Brooke began his poem with a sonnet that summarized the plot:

Love hath inflamed twain by sudden sight,
And both do grant the thing that both desire
They wed in shrift by counsel of a friar.
Young Romeus climbs fair Juliet's bower by night.
Three months he doth enjoy his chief delight.
By Tybalt's rage provoked unto ire,
He payeth death to Tybalt for his hire.
A banished man he 'scapes by secret flight.
New marriage is offered to his wife.
She drinks a drink that seems to reave her breath:
They bury her that sleeping yet hath life.
Her husband hears the tidings of her death.
He drinks his bane. And she with Romeus' knife,
When she awakes, herself, alas! she slay'th.
"The Argument" in The Tragicall Historye of Romeus and Juliet by Arthur Brooke

While there are obviously many elements that Shakespeare used in his Romeo and Juliet, he did not adopt all of Brooke's outcomes including the banishment of the nurse, the hanging of the apothecary and the removal of Friar Laurence to a hermit's cell for the rest of his life.

Boaistuau's Histoires tragiques included a series of stories, the third of which was titled Histoire troisieme de deux Amants, dont l'un mourut de venin, l'autre de tristesse ("third history of two lovers, one who died of poison and the other of sadness"). The book was translated into English by William Paynter in his collection of stories titled The Palace of Pleasure, originally published in 1566 and later updated and expanded in 1575.
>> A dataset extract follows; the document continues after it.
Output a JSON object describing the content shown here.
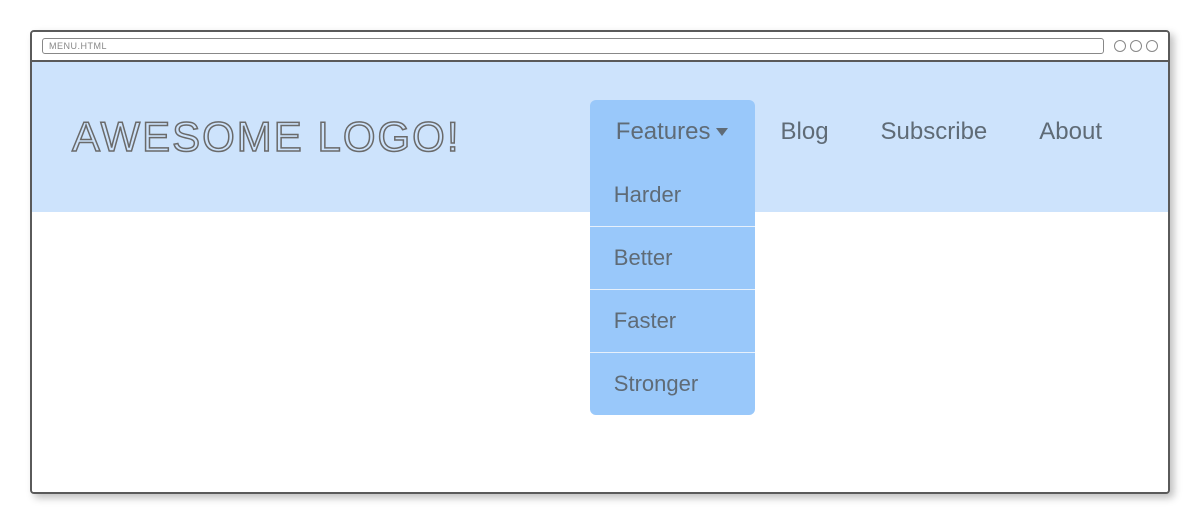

In addition to their influence on Romeo and Juliet, the stories of Matteo Bandello were used as a springboard for the whole or parts of Cymbeline, Much Ado About Nothing and Twelfth Night.

Themes and Motifs in Romeo and Juliet

• Young love, courtship and marriage
• Fate vs. free will
• Rebellion and retribution
• Language and communication
• Social graces
• Freedom and choice
• Adults versus adolescents (generation gap)
• Light vs. dark
• Love vs. hate
• Public vs. private
• Life vs. death





The Stratford Adventure

This 1954 Oscar-nominated film follows the founding of the Festival: how the idea grew, how a famous British director, international stars and Canadian talent were recruited, and how the Festival finally became a triumphant reality.